• _Material for the task_:

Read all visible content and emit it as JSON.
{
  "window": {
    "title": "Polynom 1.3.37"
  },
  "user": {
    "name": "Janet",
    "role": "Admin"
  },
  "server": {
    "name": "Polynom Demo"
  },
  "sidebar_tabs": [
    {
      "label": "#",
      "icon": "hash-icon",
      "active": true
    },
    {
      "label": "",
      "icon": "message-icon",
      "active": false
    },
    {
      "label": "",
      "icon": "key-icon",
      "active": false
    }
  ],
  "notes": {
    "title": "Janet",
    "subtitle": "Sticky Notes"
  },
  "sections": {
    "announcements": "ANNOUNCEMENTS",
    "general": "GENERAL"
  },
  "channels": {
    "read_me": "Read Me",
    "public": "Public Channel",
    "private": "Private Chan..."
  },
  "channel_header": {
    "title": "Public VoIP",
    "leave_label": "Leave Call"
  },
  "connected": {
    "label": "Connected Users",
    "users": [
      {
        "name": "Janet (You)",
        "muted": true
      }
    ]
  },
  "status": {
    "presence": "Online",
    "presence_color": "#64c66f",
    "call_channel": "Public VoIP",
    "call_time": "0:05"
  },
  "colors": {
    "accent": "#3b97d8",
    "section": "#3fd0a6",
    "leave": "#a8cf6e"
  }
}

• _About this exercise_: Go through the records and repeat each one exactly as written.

• _Output_:
Read all visible content and emit it as JSON.
{
  "window": {
    "title": "Polynom 1.3.37"
  },
  "user": {
    "name": "Janet",
    "role": "Admin"
  },
  "server": {
    "name": "Polynom Demo"
  },
  "sidebar_tabs": [
    {
      "label": "#",
      "icon": "hash-icon",
      "active": true
    },
    {
      "label": "",
      "icon": "message-icon",
      "active": false
    },
    {
      "label": "",
      "icon": "key-icon",
      "active": false
    }
  ],
  "notes": {
    "title": "Janet",
    "subtitle": "Sticky Notes"
  },
  "sections": {
    "announcements": "ANNOUNCEMENTS",
    "general": "GENERAL"
  },
  "channels": {
    "read_me": "Read Me",
    "public": "Public Channel",
    "private": "Private Chan..."
  },
  "channel_header": {
    "title": "Public VoIP",
    "leave_label": "Leave Call"
  },
  "connected": {
    "label": "Connected Users",
    "users": [
      {
        "name": "Janet (You)",
        "muted": true
      }
    ]
  },
  "status": {
    "presence": "Online",
    "presence_color": "#64c66f",
    "call_channel": "Public VoIP",
    "call_time": "0:05"
  },
  "colors": {
    "accent": "#3b97d8",
    "section": "#3fd0a6",
    "leave": "#a8cf6e"
  }
}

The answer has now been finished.